⟨

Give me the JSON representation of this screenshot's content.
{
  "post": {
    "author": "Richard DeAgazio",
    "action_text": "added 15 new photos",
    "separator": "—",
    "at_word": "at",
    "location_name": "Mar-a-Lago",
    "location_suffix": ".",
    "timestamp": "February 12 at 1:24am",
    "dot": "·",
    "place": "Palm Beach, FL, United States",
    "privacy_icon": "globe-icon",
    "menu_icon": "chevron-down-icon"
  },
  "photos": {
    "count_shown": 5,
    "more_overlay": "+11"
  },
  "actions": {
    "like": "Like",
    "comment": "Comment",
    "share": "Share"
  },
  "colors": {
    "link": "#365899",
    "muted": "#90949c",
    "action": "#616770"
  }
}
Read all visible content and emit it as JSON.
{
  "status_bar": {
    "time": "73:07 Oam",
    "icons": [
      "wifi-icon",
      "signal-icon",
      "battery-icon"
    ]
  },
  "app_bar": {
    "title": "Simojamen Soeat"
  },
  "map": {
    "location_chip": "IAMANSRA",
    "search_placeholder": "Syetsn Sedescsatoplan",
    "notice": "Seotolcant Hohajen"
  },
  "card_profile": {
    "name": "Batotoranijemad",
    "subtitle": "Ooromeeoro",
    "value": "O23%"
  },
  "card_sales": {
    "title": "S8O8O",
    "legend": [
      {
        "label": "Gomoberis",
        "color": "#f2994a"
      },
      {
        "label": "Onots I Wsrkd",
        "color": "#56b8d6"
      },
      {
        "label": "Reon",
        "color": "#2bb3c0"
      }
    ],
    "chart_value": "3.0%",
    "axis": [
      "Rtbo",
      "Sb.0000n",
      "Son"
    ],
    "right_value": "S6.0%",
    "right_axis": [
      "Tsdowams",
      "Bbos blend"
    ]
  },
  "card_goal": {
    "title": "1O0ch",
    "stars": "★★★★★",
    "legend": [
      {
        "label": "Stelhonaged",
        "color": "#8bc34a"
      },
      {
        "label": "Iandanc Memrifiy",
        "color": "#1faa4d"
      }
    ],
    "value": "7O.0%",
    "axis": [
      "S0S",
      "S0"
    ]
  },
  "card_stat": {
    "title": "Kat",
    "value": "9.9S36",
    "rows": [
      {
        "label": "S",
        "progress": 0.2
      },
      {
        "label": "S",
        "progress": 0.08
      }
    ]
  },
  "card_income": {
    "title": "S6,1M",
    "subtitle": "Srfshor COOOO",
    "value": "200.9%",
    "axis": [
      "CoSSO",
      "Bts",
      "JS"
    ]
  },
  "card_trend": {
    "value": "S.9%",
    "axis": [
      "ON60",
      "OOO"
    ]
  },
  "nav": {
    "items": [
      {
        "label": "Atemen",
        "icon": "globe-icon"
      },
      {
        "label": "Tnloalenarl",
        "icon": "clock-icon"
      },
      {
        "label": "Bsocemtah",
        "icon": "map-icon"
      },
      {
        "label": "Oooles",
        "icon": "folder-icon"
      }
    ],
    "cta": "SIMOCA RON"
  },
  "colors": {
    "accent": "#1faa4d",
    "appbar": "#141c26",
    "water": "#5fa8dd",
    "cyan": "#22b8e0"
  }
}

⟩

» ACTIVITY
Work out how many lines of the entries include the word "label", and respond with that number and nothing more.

» ANSWER FOR THIS EXERCISE
11